Available records:
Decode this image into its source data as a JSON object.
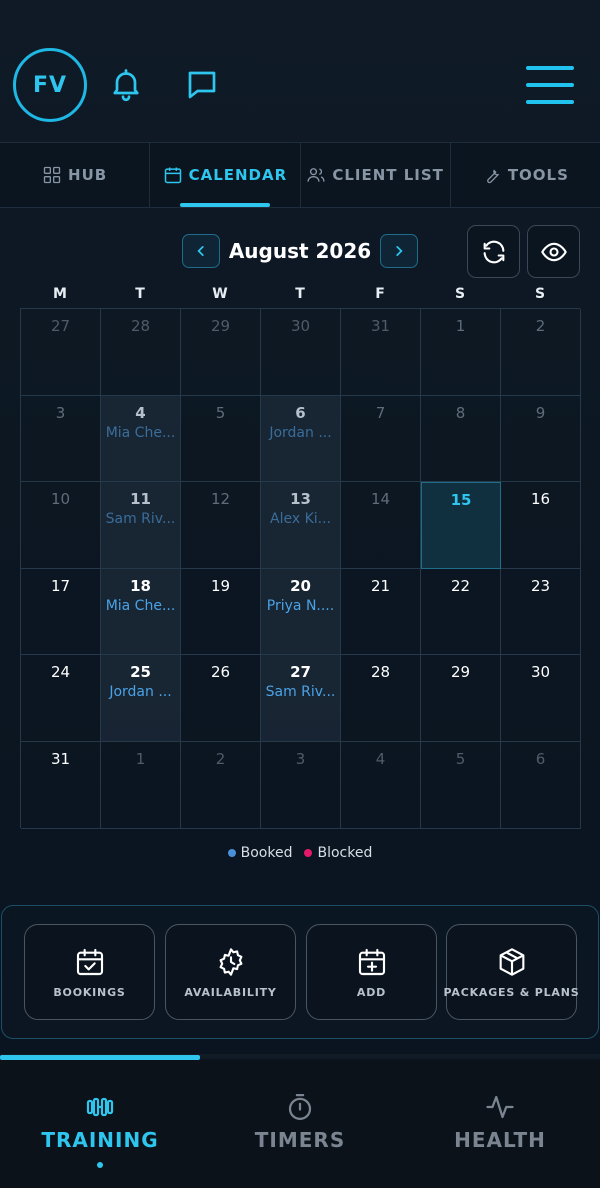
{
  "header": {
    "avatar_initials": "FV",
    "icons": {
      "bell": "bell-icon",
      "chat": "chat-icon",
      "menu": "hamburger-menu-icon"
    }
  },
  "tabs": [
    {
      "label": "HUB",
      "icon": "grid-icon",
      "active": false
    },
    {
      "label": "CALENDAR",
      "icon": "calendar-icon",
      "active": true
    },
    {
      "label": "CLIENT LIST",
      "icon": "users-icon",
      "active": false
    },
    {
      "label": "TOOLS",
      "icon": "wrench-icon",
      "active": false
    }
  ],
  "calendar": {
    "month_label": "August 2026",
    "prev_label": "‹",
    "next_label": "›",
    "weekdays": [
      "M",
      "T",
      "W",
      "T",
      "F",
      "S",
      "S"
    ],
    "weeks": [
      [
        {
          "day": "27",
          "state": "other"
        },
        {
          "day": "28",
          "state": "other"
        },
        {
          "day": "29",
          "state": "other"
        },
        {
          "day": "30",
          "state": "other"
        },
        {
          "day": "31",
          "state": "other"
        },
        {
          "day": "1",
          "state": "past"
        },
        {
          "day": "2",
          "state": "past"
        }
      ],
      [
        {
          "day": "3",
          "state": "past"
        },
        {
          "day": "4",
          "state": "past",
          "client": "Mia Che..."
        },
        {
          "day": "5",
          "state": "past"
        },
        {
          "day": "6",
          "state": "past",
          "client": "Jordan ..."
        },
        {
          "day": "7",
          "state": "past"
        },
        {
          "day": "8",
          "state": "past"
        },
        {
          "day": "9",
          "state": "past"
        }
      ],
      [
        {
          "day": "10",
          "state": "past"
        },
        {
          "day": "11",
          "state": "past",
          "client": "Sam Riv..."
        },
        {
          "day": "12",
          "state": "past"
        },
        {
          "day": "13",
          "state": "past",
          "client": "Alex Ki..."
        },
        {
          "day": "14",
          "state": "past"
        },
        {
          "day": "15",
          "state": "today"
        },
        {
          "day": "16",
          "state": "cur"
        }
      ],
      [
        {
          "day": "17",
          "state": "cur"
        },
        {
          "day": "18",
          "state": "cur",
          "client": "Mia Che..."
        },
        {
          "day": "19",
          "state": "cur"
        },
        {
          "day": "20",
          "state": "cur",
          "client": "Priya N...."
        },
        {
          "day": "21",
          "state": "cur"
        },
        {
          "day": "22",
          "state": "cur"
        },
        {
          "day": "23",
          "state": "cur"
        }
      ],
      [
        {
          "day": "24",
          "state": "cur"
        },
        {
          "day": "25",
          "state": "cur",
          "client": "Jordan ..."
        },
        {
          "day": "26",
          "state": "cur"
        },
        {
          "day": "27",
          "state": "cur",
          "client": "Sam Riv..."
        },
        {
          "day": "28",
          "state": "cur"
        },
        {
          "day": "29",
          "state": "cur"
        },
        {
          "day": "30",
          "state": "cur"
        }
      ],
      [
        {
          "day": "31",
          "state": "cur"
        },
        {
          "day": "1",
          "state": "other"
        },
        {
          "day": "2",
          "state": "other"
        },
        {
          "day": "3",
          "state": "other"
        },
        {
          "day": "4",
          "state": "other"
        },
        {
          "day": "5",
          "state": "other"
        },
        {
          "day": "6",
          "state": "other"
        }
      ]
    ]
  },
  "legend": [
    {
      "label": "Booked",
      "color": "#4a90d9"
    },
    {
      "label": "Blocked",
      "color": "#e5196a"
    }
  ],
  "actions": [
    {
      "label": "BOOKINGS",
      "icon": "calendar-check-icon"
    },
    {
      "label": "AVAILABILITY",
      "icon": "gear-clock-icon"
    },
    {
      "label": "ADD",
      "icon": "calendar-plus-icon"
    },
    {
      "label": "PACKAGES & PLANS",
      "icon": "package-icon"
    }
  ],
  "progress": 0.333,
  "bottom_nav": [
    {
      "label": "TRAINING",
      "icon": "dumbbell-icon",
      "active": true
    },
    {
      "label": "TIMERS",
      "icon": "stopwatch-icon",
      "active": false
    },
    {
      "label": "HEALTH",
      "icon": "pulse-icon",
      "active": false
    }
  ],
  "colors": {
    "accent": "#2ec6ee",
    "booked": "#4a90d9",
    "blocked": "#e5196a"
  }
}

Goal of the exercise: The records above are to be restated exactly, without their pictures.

Output of the task:
Decode this image into its source data as a JSON object.
{
  "header": {
    "avatar_initials": "FV",
    "icons": {
      "bell": "bell-icon",
      "chat": "chat-icon",
      "menu": "hamburger-menu-icon"
    }
  },
  "tabs": [
    {
      "label": "HUB",
      "icon": "grid-icon",
      "active": false
    },
    {
      "label": "CALENDAR",
      "icon": "calendar-icon",
      "active": true
    },
    {
      "label": "CLIENT LIST",
      "icon": "users-icon",
      "active": false
    },
    {
      "label": "TOOLS",
      "icon": "wrench-icon",
      "active": false
    }
  ],
  "calendar": {
    "month_label": "August 2026",
    "prev_label": "‹",
    "next_label": "›",
    "weekdays": [
      "M",
      "T",
      "W",
      "T",
      "F",
      "S",
      "S"
    ],
    "weeks": [
      [
        {
          "day": "27",
          "state": "other"
        },
        {
          "day": "28",
          "state": "other"
        },
        {
          "day": "29",
          "state": "other"
        },
        {
          "day": "30",
          "state": "other"
        },
        {
          "day": "31",
          "state": "other"
        },
        {
          "day": "1",
          "state": "past"
        },
        {
          "day": "2",
          "state": "past"
        }
      ],
      [
        {
          "day": "3",
          "state": "past"
        },
        {
          "day": "4",
          "state": "past",
          "client": "Mia Che..."
        },
        {
          "day": "5",
          "state": "past"
        },
        {
          "day": "6",
          "state": "past",
          "client": "Jordan ..."
        },
        {
          "day": "7",
          "state": "past"
        },
        {
          "day": "8",
          "state": "past"
        },
        {
          "day": "9",
          "state": "past"
        }
      ],
      [
        {
          "day": "10",
          "state": "past"
        },
        {
          "day": "11",
          "state": "past",
          "client": "Sam Riv..."
        },
        {
          "day": "12",
          "state": "past"
        },
        {
          "day": "13",
          "state": "past",
          "client": "Alex Ki..."
        },
        {
          "day": "14",
          "state": "past"
        },
        {
          "day": "15",
          "state": "today"
        },
        {
          "day": "16",
          "state": "cur"
        }
      ],
      [
        {
          "day": "17",
          "state": "cur"
        },
        {
          "day": "18",
          "state": "cur",
          "client": "Mia Che..."
        },
        {
          "day": "19",
          "state": "cur"
        },
        {
          "day": "20",
          "state": "cur",
          "client": "Priya N...."
        },
        {
          "day": "21",
          "state": "cur"
        },
        {
          "day": "22",
          "state": "cur"
        },
        {
          "day": "23",
          "state": "cur"
        }
      ],
      [
        {
          "day": "24",
          "state": "cur"
        },
        {
          "day": "25",
          "state": "cur",
          "client": "Jordan ..."
        },
        {
          "day": "26",
          "state": "cur"
        },
        {
          "day": "27",
          "state": "cur",
          "client": "Sam Riv..."
        },
        {
          "day": "28",
          "state": "cur"
        },
        {
          "day": "29",
          "state": "cur"
        },
        {
          "day": "30",
          "state": "cur"
        }
      ],
      [
        {
          "day": "31",
          "state": "cur"
        },
        {
          "day": "1",
          "state": "other"
        },
        {
          "day": "2",
          "state": "other"
        },
        {
          "day": "3",
          "state": "other"
        },
        {
          "day": "4",
          "state": "other"
        },
        {
          "day": "5",
          "state": "other"
        },
        {
          "day": "6",
          "state": "other"
        }
      ]
    ]
  },
  "legend": [
    {
      "label": "Booked",
      "color": "#4a90d9"
    },
    {
      "label": "Blocked",
      "color": "#e5196a"
    }
  ],
  "actions": [
    {
      "label": "BOOKINGS",
      "icon": "calendar-check-icon"
    },
    {
      "label": "AVAILABILITY",
      "icon": "gear-clock-icon"
    },
    {
      "label": "ADD",
      "icon": "calendar-plus-icon"
    },
    {
      "label": "PACKAGES & PLANS",
      "icon": "package-icon"
    }
  ],
  "progress": 0.333,
  "bottom_nav": [
    {
      "label": "TRAINING",
      "icon": "dumbbell-icon",
      "active": true
    },
    {
      "label": "TIMERS",
      "icon": "stopwatch-icon",
      "active": false
    },
    {
      "label": "HEALTH",
      "icon": "pulse-icon",
      "active": false
    }
  ],
  "colors": {
    "accent": "#2ec6ee",
    "booked": "#4a90d9",
    "blocked": "#e5196a"
  }
}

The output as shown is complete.